Author: Zadie Smith
Publisher: Penguin Books.
About: Howard Belsey is an Englishman abroad, an academic teaching in Wellington, a college town in New England. Married young, thirty years later he is struggling to revive his love for his African American wife Kiki. Meanwhile, his three teenage children— Jerome, Zora and Levi—are each seeking the passions, ideals and commitments that will guide them through their own lives.
After Howard has a disastrous affair with a colleague, his sensitive older son, Jerome, escapes to England for the holidays. In London he defies everything the Belseys represent when he goes to work for Trinidadian right-wing academic and pundit, Monty Kipps. Taken in by the Kipps family for the summer, Jerome falls for Monty’s beautiful, capricious daughter, Victoria.” But this short-lived romance has long-lasting consequences, drawing these very different families into each other’s lives. As Kiki develops a friendship with Mrs. Kipps, and Howard and Monty do battle on different sides of the culture war, hot-headed Zora brings a handsome young man from the Boston streets into their midst whom she is determined to draw into the fold of the black middle class – but at what price? (via Goodreads.)
Review: I just want to say the word Flawless over and over again. Flawless. Flawless. Flawless.
Now, I’m not the biggest adult-novel reader shall we say, I do tend to prefer YA, but I adored this novel! It’s 445 pages long but I easily could have read a few more hundred pages about the Belseys.
I do find it hard to explain what this book was about, I don’t think the summary (above) was very relevant, because despite the big deal made of the feud between Howard and Monty Kipps it’s not at the forefront of the novel. It is still important and it rears it’s head every now and again but mostly this book is about the family Belsey and their struggle to remain a family when every one of them is so vastly different. And it is wonderful.
The odd thing for me is that I liked this book despite not really liking any of the main characters! They are all so deeply flawed and some just downright unlikeable but I loved them anyway and it just made the novel better.
The plot, is rather basic I guess, feuding families, philandering academic, teenagers trying to discover who they are independent of their families, and some of the plot points were rather predictable, like Howard’s second mid-life crisis, and Levi and the painting, but that is a testament to Zadie Smith. That she could take the mundane and make it seem extraordinary all the way through.

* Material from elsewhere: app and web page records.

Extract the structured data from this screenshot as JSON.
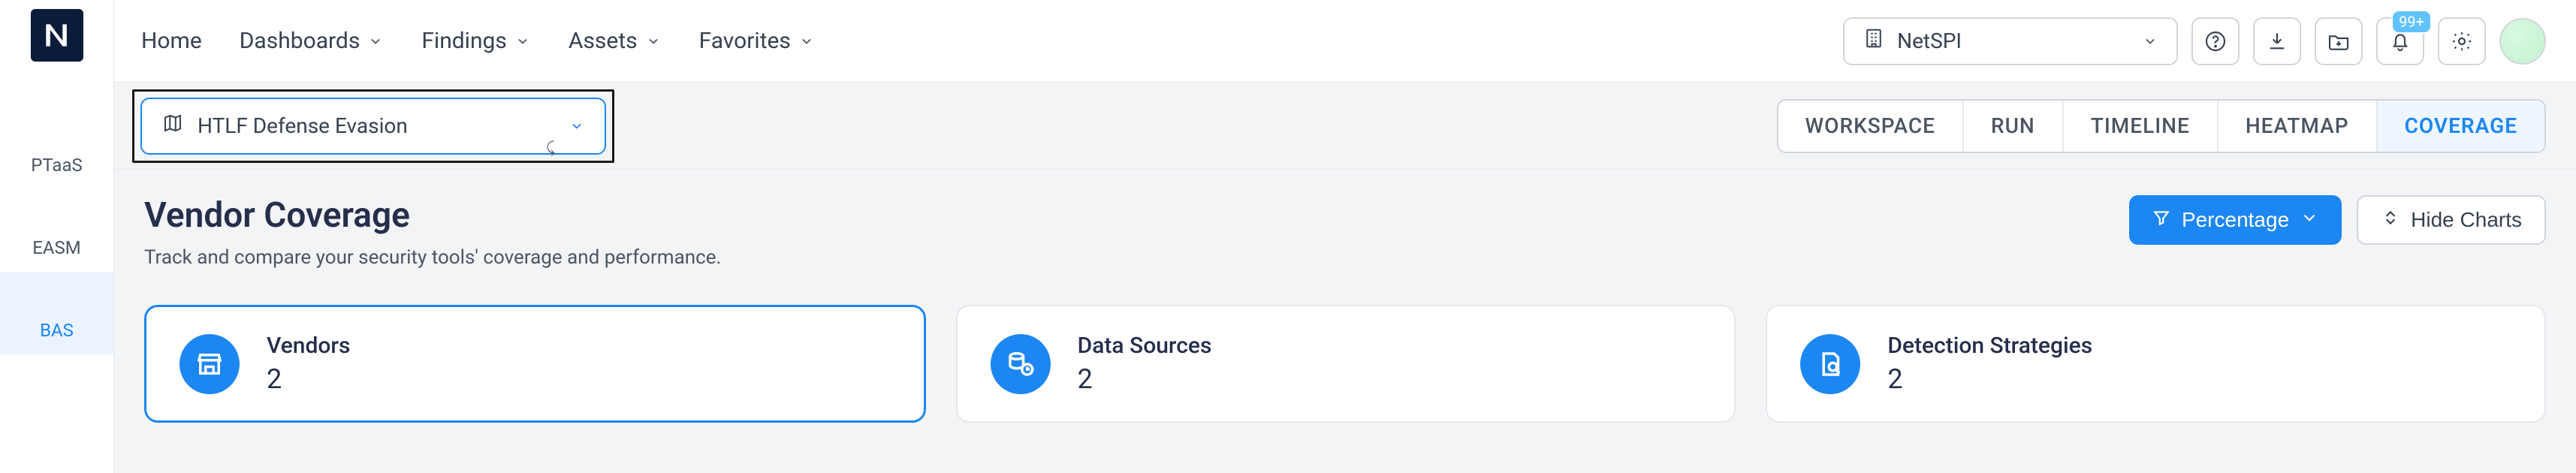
{
  "rail": {
    "items": [
      {
        "label": "PTaaS"
      },
      {
        "label": "EASM"
      },
      {
        "label": "BAS"
      }
    ]
  },
  "nav": {
    "home": "Home",
    "dashboards": "Dashboards",
    "findings": "Findings",
    "assets": "Assets",
    "favorites": "Favorites"
  },
  "org_selector": {
    "label": "NetSPI"
  },
  "notifications": {
    "badge": "99+"
  },
  "module_selector": {
    "value": "HTLF Defense Evasion"
  },
  "view_tabs": {
    "workspace": "WORKSPACE",
    "run": "RUN",
    "timeline": "TIMELINE",
    "heatmap": "HEATMAP",
    "coverage": "COVERAGE"
  },
  "page": {
    "title": "Vendor Coverage",
    "subtitle": "Track and compare your security tools' coverage and performance."
  },
  "actions": {
    "percentage": "Percentage",
    "hide_charts": "Hide Charts"
  },
  "cards": {
    "vendors": {
      "title": "Vendors",
      "value": "2"
    },
    "data_sources": {
      "title": "Data Sources",
      "value": "2"
    },
    "detection_strategies": {
      "title": "Detection Strategies",
      "value": "2"
    }
  }
}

I wanted more pages to this book. Simply put, I didn’t want it to end and Zadie Smith’s remaining novels have all been added to my TBR pile.
(Also, I want to be called Zadie.)
What did everyone else think of On Beauty?